> Instructions to follow
Write out the records beneath this line exactly as they appear, minus any images.

> Material for this exercise
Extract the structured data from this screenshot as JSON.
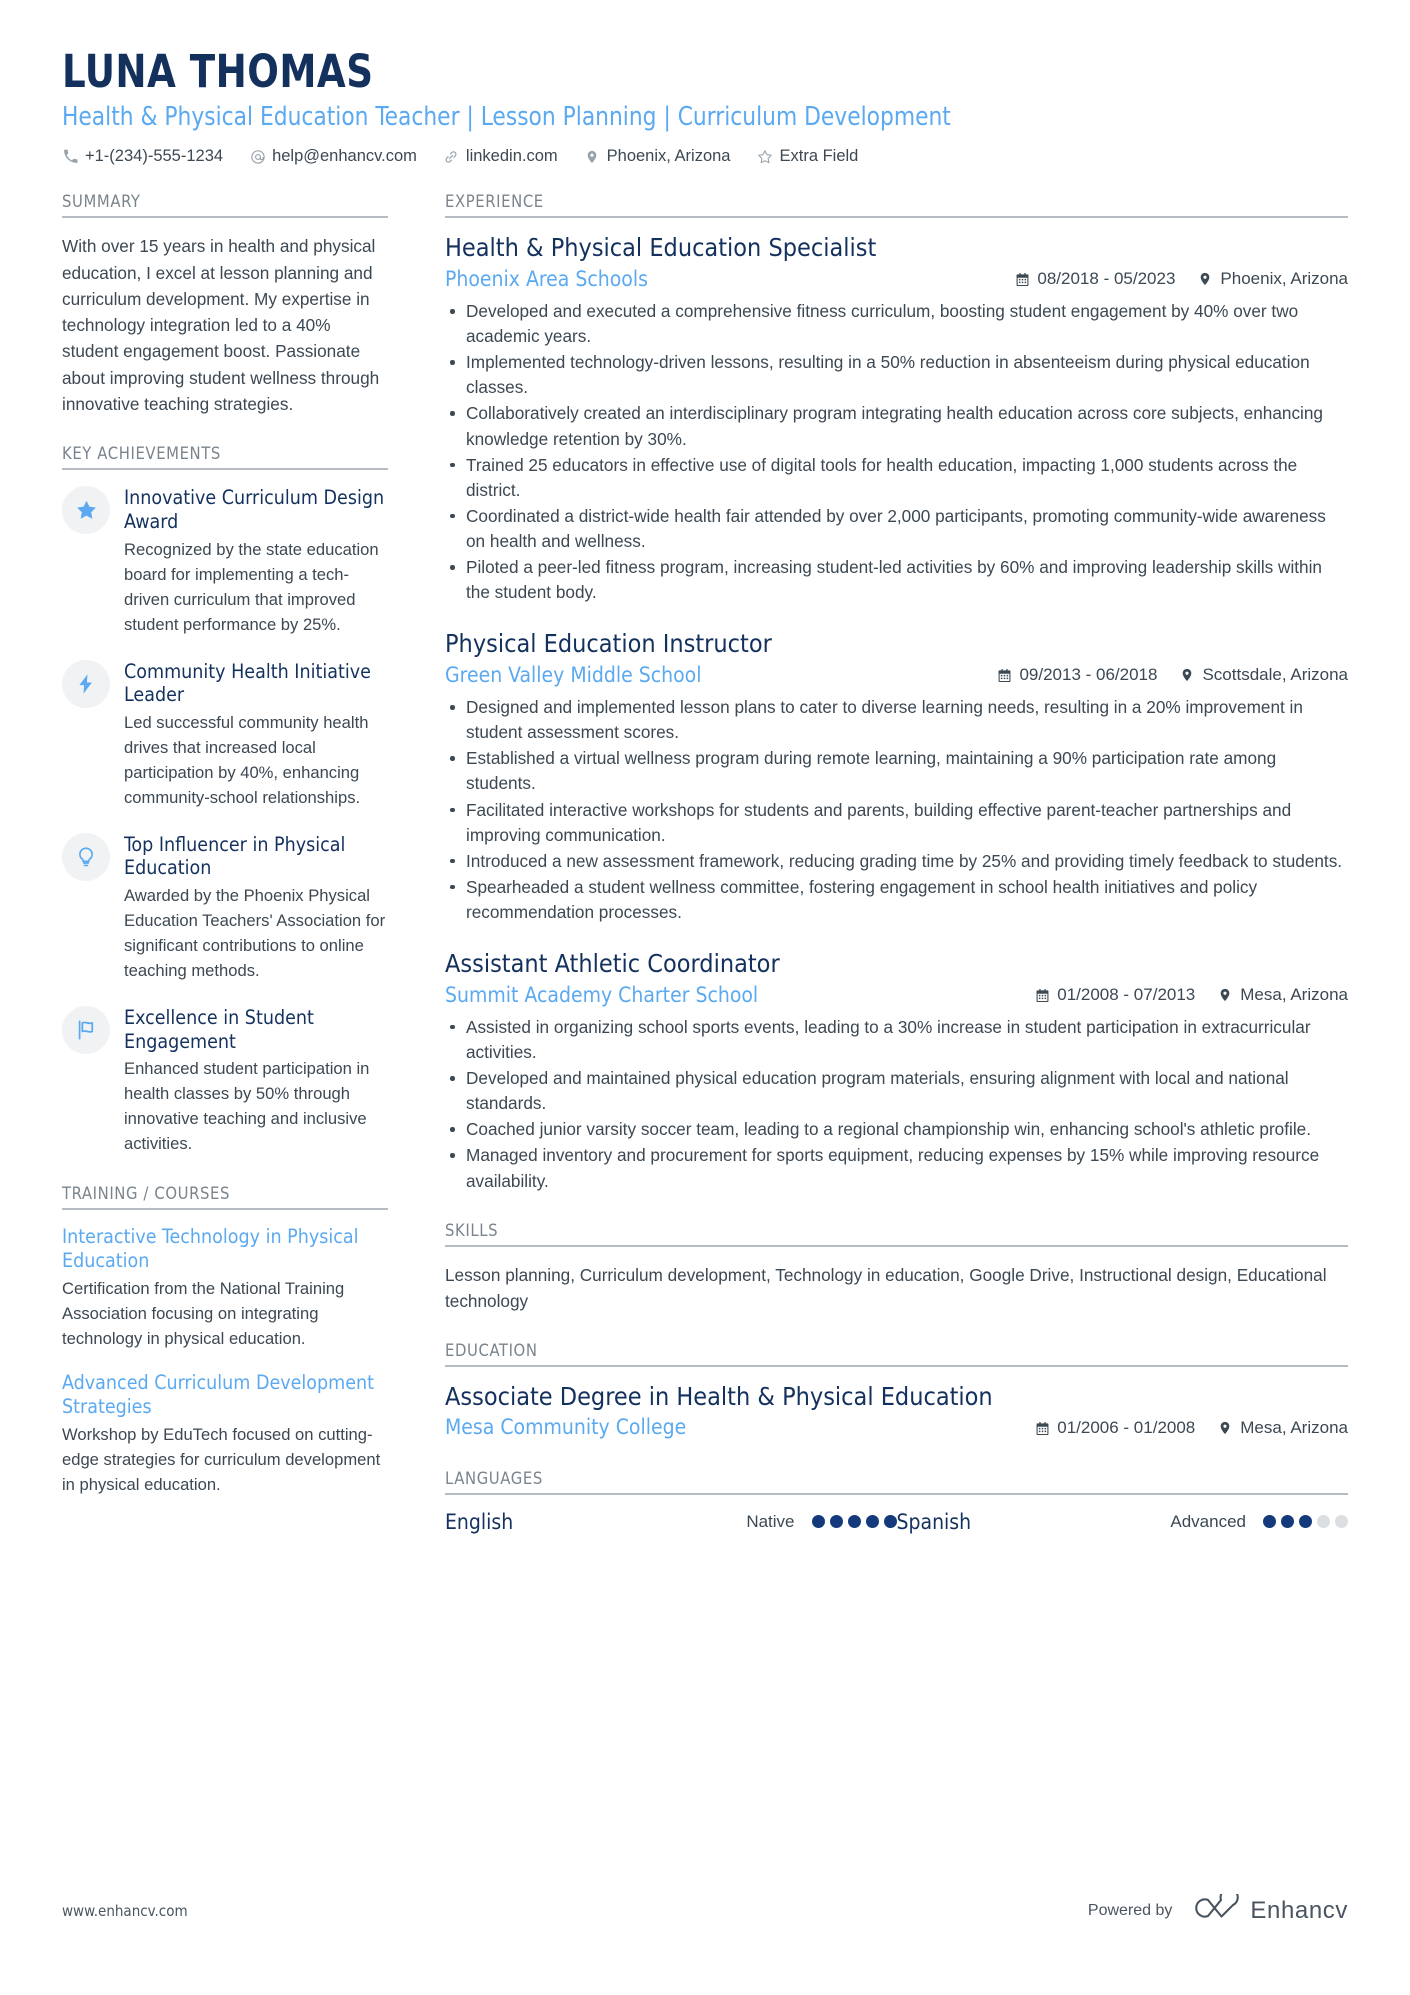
{
  "header": {
    "name": "LUNA THOMAS",
    "headline": "Health & Physical Education Teacher | Lesson Planning | Curriculum Development",
    "contacts": [
      {
        "icon": "phone-icon",
        "text": "+1-(234)-555-1234"
      },
      {
        "icon": "email-icon",
        "text": "help@enhancv.com"
      },
      {
        "icon": "link-icon",
        "text": "linkedin.com"
      },
      {
        "icon": "location-pin-icon",
        "text": "Phoenix, Arizona"
      },
      {
        "icon": "star-outline-icon",
        "text": "Extra Field"
      }
    ]
  },
  "sidebar": {
    "summary": {
      "title": "SUMMARY",
      "text": "With over 15 years in health and physical education, I excel at lesson planning and curriculum development. My expertise in technology integration led to a 40% student engagement boost. Passionate about improving student wellness through innovative teaching strategies."
    },
    "achievements": {
      "title": "KEY ACHIEVEMENTS",
      "items": [
        {
          "icon": "star-icon",
          "title": "Innovative Curriculum Design Award",
          "description": "Recognized by the state education board for implementing a tech-driven curriculum that improved student performance by 25%."
        },
        {
          "icon": "lightning-bolt-icon",
          "title": "Community Health Initiative Leader",
          "description": "Led successful community health drives that increased local participation by 40%, enhancing community-school relationships."
        },
        {
          "icon": "lightbulb-icon",
          "title": "Top Influencer in Physical Education",
          "description": "Awarded by the Phoenix Physical Education Teachers' Association for significant contributions to online teaching methods."
        },
        {
          "icon": "flag-icon",
          "title": "Excellence in Student Engagement",
          "description": "Enhanced student participation in health classes by 50% through innovative teaching and inclusive activities."
        }
      ]
    },
    "training": {
      "title": "TRAINING / COURSES",
      "items": [
        {
          "title": "Interactive Technology in Physical Education",
          "description": "Certification from the National Training Association focusing on integrating technology in physical education."
        },
        {
          "title": "Advanced Curriculum Development Strategies",
          "description": "Workshop by EduTech focused on cutting-edge strategies for curriculum development in physical education."
        }
      ]
    }
  },
  "main": {
    "experience": {
      "title": "EXPERIENCE",
      "jobs": [
        {
          "position": "Health & Physical Education Specialist",
          "company": "Phoenix Area Schools",
          "dates": "08/2018 - 05/2023",
          "location": "Phoenix, Arizona",
          "bullets": [
            "Developed and executed a comprehensive fitness curriculum, boosting student engagement by 40% over two academic years.",
            "Implemented technology-driven lessons, resulting in a 50% reduction in absenteeism during physical education classes.",
            "Collaboratively created an interdisciplinary program integrating health education across core subjects, enhancing knowledge retention by 30%.",
            "Trained 25 educators in effective use of digital tools for health education, impacting 1,000 students across the district.",
            "Coordinated a district-wide health fair attended by over 2,000 participants, promoting community-wide awareness on health and wellness.",
            "Piloted a peer-led fitness program, increasing student-led activities by 60% and improving leadership skills within the student body."
          ]
        },
        {
          "position": "Physical Education Instructor",
          "company": "Green Valley Middle School",
          "dates": "09/2013 - 06/2018",
          "location": "Scottsdale, Arizona",
          "bullets": [
            "Designed and implemented lesson plans to cater to diverse learning needs, resulting in a 20% improvement in student assessment scores.",
            "Established a virtual wellness program during remote learning, maintaining a 90% participation rate among students.",
            "Facilitated interactive workshops for students and parents, building effective parent-teacher partnerships and improving communication.",
            "Introduced a new assessment framework, reducing grading time by 25% and providing timely feedback to students.",
            "Spearheaded a student wellness committee, fostering engagement in school health initiatives and policy recommendation processes."
          ]
        },
        {
          "position": "Assistant Athletic Coordinator",
          "company": "Summit Academy Charter School",
          "dates": "01/2008 - 07/2013",
          "location": "Mesa, Arizona",
          "bullets": [
            "Assisted in organizing school sports events, leading to a 30% increase in student participation in extracurricular activities.",
            "Developed and maintained physical education program materials, ensuring alignment with local and national standards.",
            "Coached junior varsity soccer team, leading to a regional championship win, enhancing school's athletic profile.",
            "Managed inventory and procurement for sports equipment, reducing expenses by 15% while improving resource availability."
          ]
        }
      ]
    },
    "skills": {
      "title": "SKILLS",
      "text": "Lesson planning, Curriculum development, Technology in education, Google Drive, Instructional design, Educational technology"
    },
    "education": {
      "title": "EDUCATION",
      "items": [
        {
          "degree": "Associate Degree in Health & Physical Education",
          "school": "Mesa Community College",
          "dates": "01/2006 - 01/2008",
          "location": "Mesa, Arizona"
        }
      ]
    },
    "languages": {
      "title": "LANGUAGES",
      "items": [
        {
          "name": "English",
          "level": "Native",
          "filled": 5,
          "total": 5
        },
        {
          "name": "Spanish",
          "level": "Advanced",
          "filled": 3,
          "total": 5
        }
      ]
    }
  },
  "footer": {
    "url": "www.enhancv.com",
    "powered_label": "Powered by",
    "brand": "Enhancv"
  },
  "colors": {
    "navy": "#14315e",
    "light_blue": "#5ba9f0",
    "body_text": "#3c4852",
    "muted": "#7a848c",
    "rule": "#b6bcc2",
    "dot_on": "#143a7b",
    "dot_off": "#dcdfe2"
  }
}
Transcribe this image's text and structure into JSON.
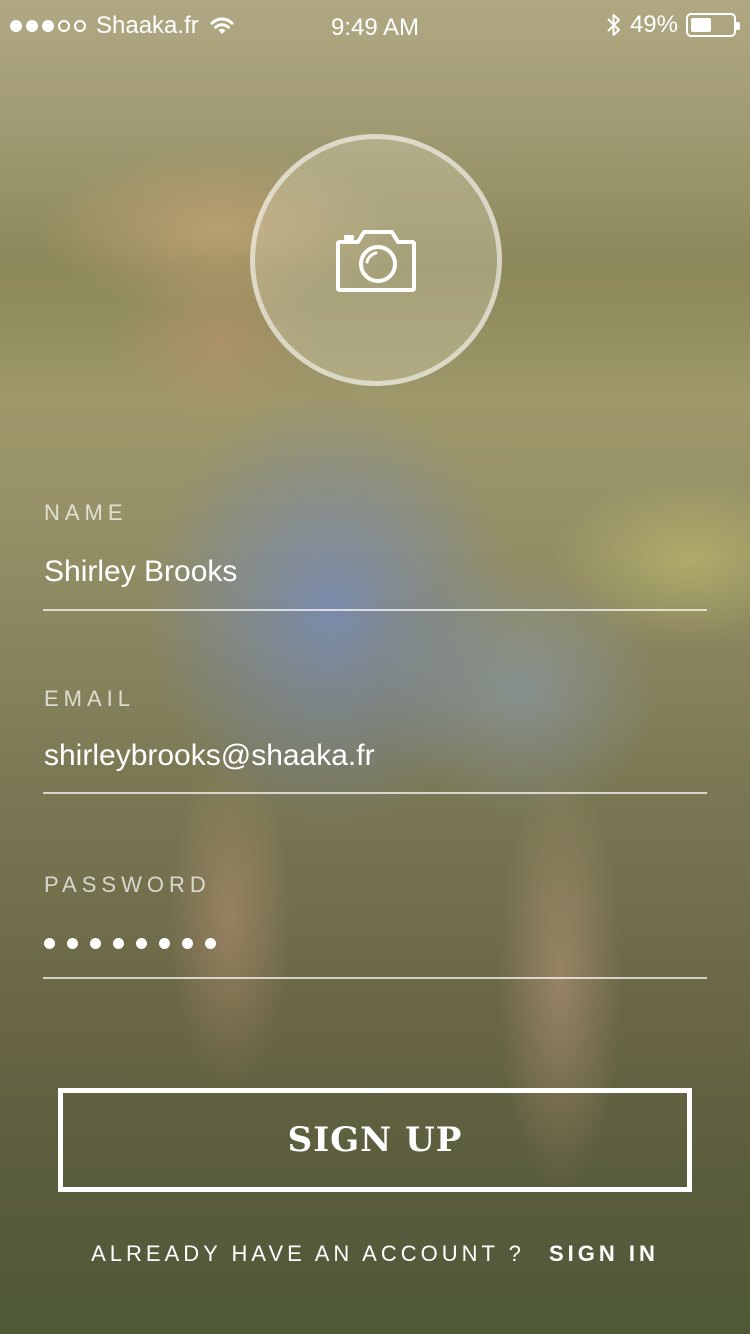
{
  "status_bar": {
    "signal_bars_filled": 3,
    "signal_bars_total": 5,
    "carrier": "Shaaka.fr",
    "time": "9:49 AM",
    "battery_percent_text": "49%",
    "battery_level": 0.49
  },
  "avatar": {
    "icon": "camera-icon"
  },
  "form": {
    "name": {
      "label": "NAME",
      "value": "Shirley Brooks"
    },
    "email": {
      "label": "EMAIL",
      "value": "shirleybrooks@shaaka.fr"
    },
    "password": {
      "label": "PASSWORD",
      "masked_length": 8
    }
  },
  "signup_button": {
    "label": "SIGN UP"
  },
  "signin_prompt": {
    "text": "ALREADY HAVE AN ACCOUNT ?",
    "link": "SIGN IN"
  },
  "colors": {
    "text": "#ffffff",
    "underline": "#ffffff"
  }
}
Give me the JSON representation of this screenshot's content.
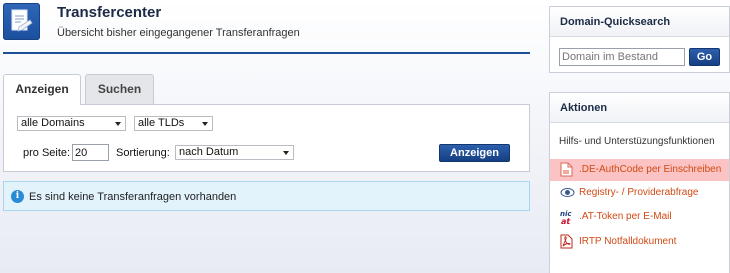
{
  "header": {
    "title": "Transfercenter",
    "subtitle": "Übersicht bisher eingegangener Transferanfragen"
  },
  "tabs": [
    {
      "label": "Anzeigen",
      "active": true
    },
    {
      "label": "Suchen",
      "active": false
    }
  ],
  "filters": {
    "domain_select": "alle Domains",
    "tld_select": "alle TLDs",
    "per_page_label": "pro Seite:",
    "per_page_value": "20",
    "sort_label": "Sortierung:",
    "sort_select": "nach Datum",
    "submit_label": "Anzeigen"
  },
  "info": {
    "message": "Es sind keine Transferanfragen vorhanden"
  },
  "quicksearch": {
    "title": "Domain-Quicksearch",
    "placeholder": "Domain im Bestand",
    "go_label": "Go"
  },
  "actions": {
    "title": "Aktionen",
    "subtitle": "Hilfs- und Unterstüzungsfunktionen",
    "items": [
      {
        "label": ".DE-AuthCode per Einschreiben",
        "icon": "document-icon",
        "highlighted": true
      },
      {
        "label": "Registry- / Providerabfrage",
        "icon": "eye-icon",
        "highlighted": false
      },
      {
        "label": ".AT-Token per E-Mail",
        "icon": "nic-at-icon",
        "highlighted": false
      },
      {
        "label": "IRTP Notfalldokument",
        "icon": "pdf-icon",
        "highlighted": false
      }
    ]
  },
  "colors": {
    "accent": "#1f4f97",
    "link": "#d04a14",
    "highlight": "#fbc3c3",
    "info_bg": "#e3f3fc"
  }
}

> Answer box
Extract the structured data from this screenshot as JSON.
{
  "header": {
    "name": "LUNA THOMAS",
    "headline": "Health & Physical Education Teacher | Lesson Planning | Curriculum Development",
    "contacts": [
      {
        "icon": "phone-icon",
        "text": "+1-(234)-555-1234"
      },
      {
        "icon": "email-icon",
        "text": "help@enhancv.com"
      },
      {
        "icon": "link-icon",
        "text": "linkedin.com"
      },
      {
        "icon": "location-pin-icon",
        "text": "Phoenix, Arizona"
      },
      {
        "icon": "star-outline-icon",
        "text": "Extra Field"
      }
    ]
  },
  "sidebar": {
    "summary": {
      "title": "SUMMARY",
      "text": "With over 15 years in health and physical education, I excel at lesson planning and curriculum development. My expertise in technology integration led to a 40% student engagement boost. Passionate about improving student wellness through innovative teaching strategies."
    },
    "achievements": {
      "title": "KEY ACHIEVEMENTS",
      "items": [
        {
          "icon": "star-icon",
          "title": "Innovative Curriculum Design Award",
          "description": "Recognized by the state education board for implementing a tech-driven curriculum that improved student performance by 25%."
        },
        {
          "icon": "lightning-bolt-icon",
          "title": "Community Health Initiative Leader",
          "description": "Led successful community health drives that increased local participation by 40%, enhancing community-school relationships."
        },
        {
          "icon": "lightbulb-icon",
          "title": "Top Influencer in Physical Education",
          "description": "Awarded by the Phoenix Physical Education Teachers' Association for significant contributions to online teaching methods."
        },
        {
          "icon": "flag-icon",
          "title": "Excellence in Student Engagement",
          "description": "Enhanced student participation in health classes by 50% through innovative teaching and inclusive activities."
        }
      ]
    },
    "training": {
      "title": "TRAINING / COURSES",
      "items": [
        {
          "title": "Interactive Technology in Physical Education",
          "description": "Certification from the National Training Association focusing on integrating technology in physical education."
        },
        {
          "title": "Advanced Curriculum Development Strategies",
          "description": "Workshop by EduTech focused on cutting-edge strategies for curriculum development in physical education."
        }
      ]
    }
  },
  "main": {
    "experience": {
      "title": "EXPERIENCE",
      "jobs": [
        {
          "position": "Health & Physical Education Specialist",
          "company": "Phoenix Area Schools",
          "dates": "08/2018 - 05/2023",
          "location": "Phoenix, Arizona",
          "bullets": [
            "Developed and executed a comprehensive fitness curriculum, boosting student engagement by 40% over two academic years.",
            "Implemented technology-driven lessons, resulting in a 50% reduction in absenteeism during physical education classes.",
            "Collaboratively created an interdisciplinary program integrating health education across core subjects, enhancing knowledge retention by 30%.",
            "Trained 25 educators in effective use of digital tools for health education, impacting 1,000 students across the district.",
            "Coordinated a district-wide health fair attended by over 2,000 participants, promoting community-wide awareness on health and wellness.",
            "Piloted a peer-led fitness program, increasing student-led activities by 60% and improving leadership skills within the student body."
          ]
        },
        {
          "position": "Physical Education Instructor",
          "company": "Green Valley Middle School",
          "dates": "09/2013 - 06/2018",
          "location": "Scottsdale, Arizona",
          "bullets": [
            "Designed and implemented lesson plans to cater to diverse learning needs, resulting in a 20% improvement in student assessment scores.",
            "Established a virtual wellness program during remote learning, maintaining a 90% participation rate among students.",
            "Facilitated interactive workshops for students and parents, building effective parent-teacher partnerships and improving communication.",
            "Introduced a new assessment framework, reducing grading time by 25% and providing timely feedback to students.",
            "Spearheaded a student wellness committee, fostering engagement in school health initiatives and policy recommendation processes."
          ]
        },
        {
          "position": "Assistant Athletic Coordinator",
          "company": "Summit Academy Charter School",
          "dates": "01/2008 - 07/2013",
          "location": "Mesa, Arizona",
          "bullets": [
            "Assisted in organizing school sports events, leading to a 30% increase in student participation in extracurricular activities.",
            "Developed and maintained physical education program materials, ensuring alignment with local and national standards.",
            "Coached junior varsity soccer team, leading to a regional championship win, enhancing school's athletic profile.",
            "Managed inventory and procurement for sports equipment, reducing expenses by 15% while improving resource availability."
          ]
        }
      ]
    },
    "skills": {
      "title": "SKILLS",
      "text": "Lesson planning, Curriculum development, Technology in education, Google Drive, Instructional design, Educational technology"
    },
    "education": {
      "title": "EDUCATION",
      "items": [
        {
          "degree": "Associate Degree in Health & Physical Education",
          "school": "Mesa Community College",
          "dates": "01/2006 - 01/2008",
          "location": "Mesa, Arizona"
        }
      ]
    },
    "languages": {
      "title": "LANGUAGES",
      "items": [
        {
          "name": "English",
          "level": "Native",
          "filled": 5,
          "total": 5
        },
        {
          "name": "Spanish",
          "level": "Advanced",
          "filled": 3,
          "total": 5
        }
      ]
    }
  },
  "footer": {
    "url": "www.enhancv.com",
    "powered_label": "Powered by",
    "brand": "Enhancv"
  },
  "colors": {
    "navy": "#14315e",
    "light_blue": "#5ba9f0",
    "body_text": "#3c4852",
    "muted": "#7a848c",
    "rule": "#b6bcc2",
    "dot_on": "#143a7b",
    "dot_off": "#dcdfe2"
  }
}
Transcribe this image's text and structure into JSON.
{
  "status_bar": {
    "signal_bars_filled": 3,
    "signal_bars_total": 5,
    "carrier": "Shaaka.fr",
    "time": "9:49 AM",
    "battery_percent_text": "49%",
    "battery_level": 0.49
  },
  "avatar": {
    "icon": "camera-icon"
  },
  "form": {
    "name": {
      "label": "NAME",
      "value": "Shirley Brooks"
    },
    "email": {
      "label": "EMAIL",
      "value": "shirleybrooks@shaaka.fr"
    },
    "password": {
      "label": "PASSWORD",
      "masked_length": 8
    }
  },
  "signup_button": {
    "label": "SIGN UP"
  },
  "signin_prompt": {
    "text": "ALREADY HAVE AN ACCOUNT ?",
    "link": "SIGN IN"
  },
  "colors": {
    "text": "#ffffff",
    "underline": "#ffffff"
  }
}
Give me the JSON representation of this screenshot's content.
{
  "header": {
    "title": "Transfercenter",
    "subtitle": "Übersicht bisher eingegangener Transferanfragen"
  },
  "tabs": [
    {
      "label": "Anzeigen",
      "active": true
    },
    {
      "label": "Suchen",
      "active": false
    }
  ],
  "filters": {
    "domain_select": "alle Domains",
    "tld_select": "alle TLDs",
    "per_page_label": "pro Seite:",
    "per_page_value": "20",
    "sort_label": "Sortierung:",
    "sort_select": "nach Datum",
    "submit_label": "Anzeigen"
  },
  "info": {
    "message": "Es sind keine Transferanfragen vorhanden"
  },
  "quicksearch": {
    "title": "Domain-Quicksearch",
    "placeholder": "Domain im Bestand",
    "go_label": "Go"
  },
  "actions": {
    "title": "Aktionen",
    "subtitle": "Hilfs- und Unterstüzungsfunktionen",
    "items": [
      {
        "label": ".DE-AuthCode per Einschreiben",
        "icon": "document-icon",
        "highlighted": true
      },
      {
        "label": "Registry- / Providerabfrage",
        "icon": "eye-icon",
        "highlighted": false
      },
      {
        "label": ".AT-Token per E-Mail",
        "icon": "nic-at-icon",
        "highlighted": false
      },
      {
        "label": "IRTP Notfalldokument",
        "icon": "pdf-icon",
        "highlighted": false
      }
    ]
  },
  "colors": {
    "accent": "#1f4f97",
    "link": "#d04a14",
    "highlight": "#fbc3c3",
    "info_bg": "#e3f3fc"
  }
}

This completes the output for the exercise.